JOHN MAJOR yesterday marked the first visit to South Africa by a British Prime Minister since Harold Macmillan's 'Wind of Change' speech three decades ago, by announcing plans for a diplomatic offensive to halt regional conflict in Africa.

Douglas Hurd, the Foreign Secretary, will outline to the United Nations next week details of the initiative to set up regional peace- keeping 'cells'. Diplomats and military experts will be trained to mediate, to stop regional tensions from exploding into conflicts like the one in Rwanda. Addressing parliament in Cape Town, Mr Major announced details of a pounds 100m aid package for South Africa. He pledged Britain would create closer links and confirmed the Queen will visit South Africa in March 1995.

Closer co-operation with South Africa will be used to foster the British peace-keeping initiative. Mr Major told the Mandela government to 'pick up the phone' to speak to British ministers.

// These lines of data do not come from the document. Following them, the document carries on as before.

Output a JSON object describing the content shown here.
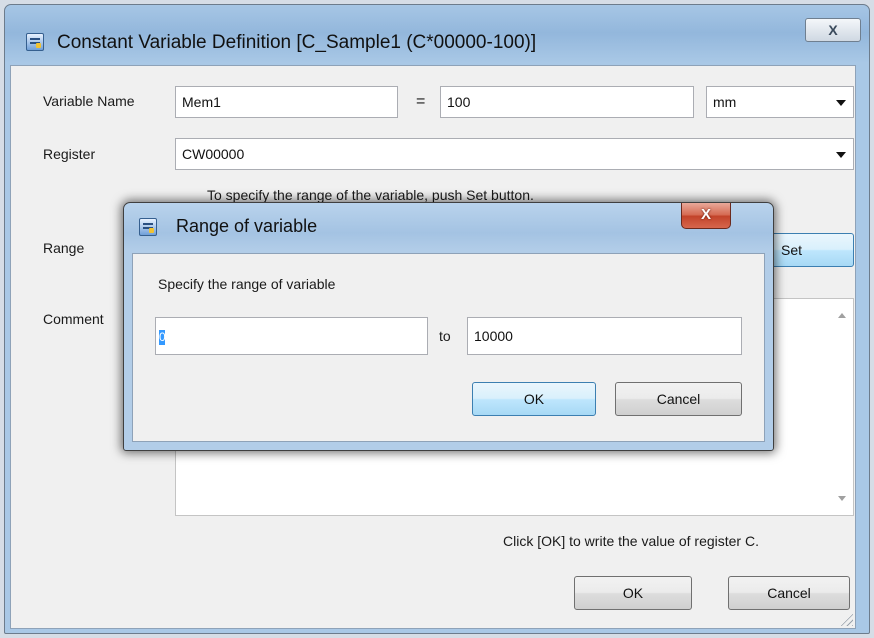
{
  "main_dialog": {
    "title": "Constant Variable Definition [C_Sample1 (C*00000-100)]",
    "close_label": "X",
    "variable_name_label": "Variable Name",
    "variable_name_value": "Mem1",
    "equals": "=",
    "value": "100",
    "unit": "mm",
    "register_label": "Register",
    "register_value": "CW00000",
    "range_hint": "To specify the range of the variable, push Set button.",
    "range_label": "Range",
    "set_button": "Set",
    "comment_label": "Comment",
    "comment_value": "",
    "footer_note": "Click [OK] to write the value of register C.",
    "ok_button": "OK",
    "cancel_button": "Cancel"
  },
  "range_dialog": {
    "title": "Range of variable",
    "close_label": "X",
    "instruction": "Specify the range of variable",
    "min_value": "0",
    "to_label": "to",
    "max_value": "10000",
    "ok_button": "OK",
    "cancel_button": "Cancel"
  },
  "icons": {
    "main": "app-window-icon",
    "range": "app-window-icon"
  },
  "colors": {
    "title_bar": "#a6c6e5",
    "close_red": "#c2432a",
    "focus_blue": "#3c7fb1"
  }
}
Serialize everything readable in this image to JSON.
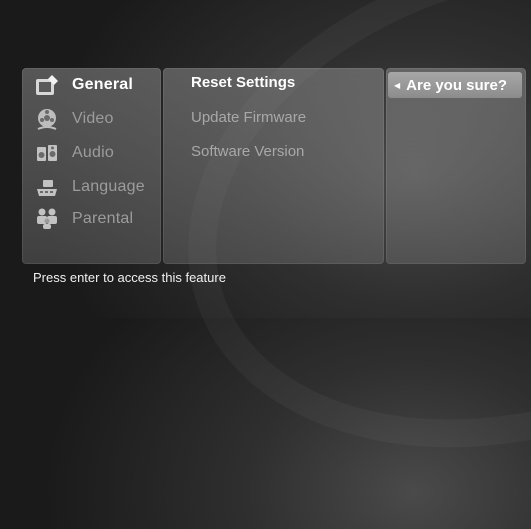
{
  "categories": [
    {
      "label": "General",
      "icon": "settings-wrench-icon",
      "active": true
    },
    {
      "label": "Video",
      "icon": "film-reel-icon",
      "active": false
    },
    {
      "label": "Audio",
      "icon": "speaker-icon",
      "active": false
    },
    {
      "label": "Language",
      "icon": "keyboard-icon",
      "active": false
    },
    {
      "label": "Parental",
      "icon": "parental-family-icon",
      "active": false
    }
  ],
  "options": [
    {
      "label": "Reset Settings",
      "active": true
    },
    {
      "label": "Update Firmware",
      "active": false
    },
    {
      "label": "Software Version",
      "active": false
    }
  ],
  "confirm": {
    "label": "Are you sure?",
    "icon": "left-arrow-icon"
  },
  "status_text": "Press enter to access this feature",
  "colors": {
    "active_text": "#ffffff",
    "inactive_text": "#9c9c9c",
    "highlight": "#9a9a9a"
  }
}
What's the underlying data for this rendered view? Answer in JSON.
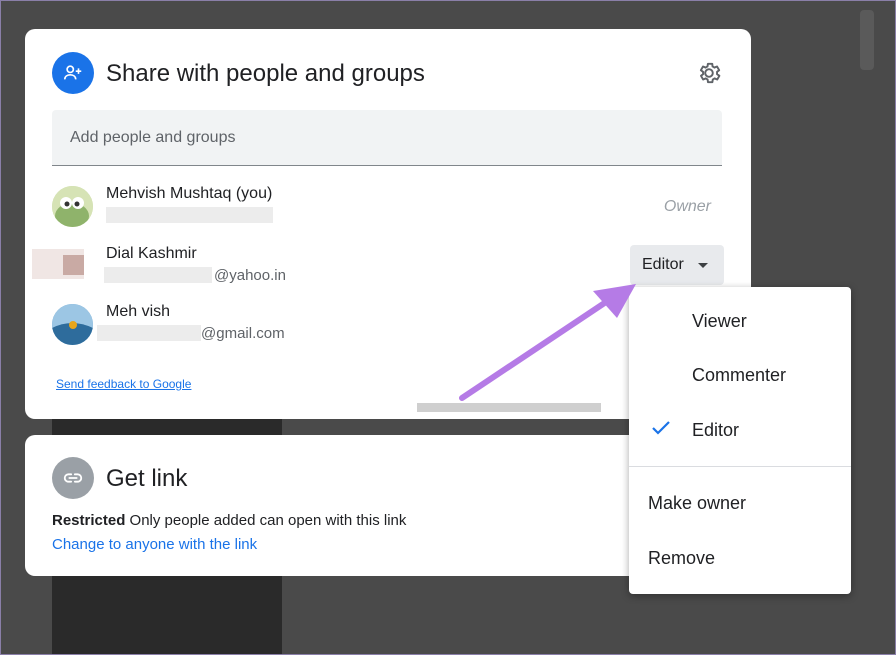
{
  "share": {
    "title": "Share with people and groups",
    "add_placeholder": "Add people and groups",
    "people": [
      {
        "name": "Mehvish Mushtaq (you)",
        "email": "",
        "role": "Owner"
      },
      {
        "name": "Dial Kashmir",
        "email": "@yahoo.in",
        "role": "Editor"
      },
      {
        "name": "Meh vish",
        "email": "@gmail.com",
        "role": ""
      }
    ],
    "feedback_link": "Send feedback to Google"
  },
  "get_link": {
    "title": "Get link",
    "restricted_bold": "Restricted",
    "restricted_text": " Only people added can open with this link",
    "change_link": "Change to anyone with the link"
  },
  "role_menu": {
    "items": [
      "Viewer",
      "Commenter",
      "Editor",
      "Make owner",
      "Remove"
    ],
    "selected": "Editor"
  },
  "colors": {
    "accent_blue": "#4285f4",
    "link_blue": "#1a73e8",
    "annotation_arrow": "#b57be6"
  },
  "icons": {
    "share_icon": "person-add-icon",
    "settings_icon": "gear-icon",
    "link_icon": "link-icon",
    "check_icon": "check-icon"
  }
}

One source close to Mr Major said: 'We are not talking about troops or an African army. One has to try imaginative ideas and a bit of lateral thinking.'

Britain is prepared to send police to South Africa for training and detective work, if requested. They played a key role in conflict resolution during the run-up to the South African elections.

The visit was seen by Mr Major as a landmark in South Africa's trek back to the international community after the ending of apartheid. He told a luncheon hosted by President Nelson Mandela that his work with F W de Klerk, the Deputy President, in dismantling apartheid, was 'one of the most remarkable events of the century'.

Expressing no bitterness over British ambivalence to sanctions under the Tory government of Baroness Thatcher, Mr Mandela said Britain had strengthened his hand at difficult moments. 'I can assure you if I had complaints against the British government this would be the perfect time to voice them. The fact that I am doing nothing of the sort shows how grateful I am for what came to us below the surface,' he said.

Some veteran opponents of apartheid, including Helen Suzman were in the public gallery above the chamber to hear Mr Major's address to parliament. 'People who for much of their lives languished in prison across the bay now sit here to build South Africa as duly elected representatives. More remarkably still, they have extended the hand of forgiveness and co-operation to their former captors,' he said.

Mr Major said he wanted to 'form a fellowship' between Britain and South Africa. He promised Britain would take 'a very great stake in your future'. It will give about pounds 60m to the reconstruction programme, with pounds 30m coming from the European Union and pounds 10m from the Commonwealth Development Corporation.

Mr Major emphasised the importance of the ANC turning their backs on nationalisation of private companies and the need for South African markets to be made more open to foreign capital. But diplomats said he had not intended to imply doubt that this transformation was taking place.

(Photograph omitted)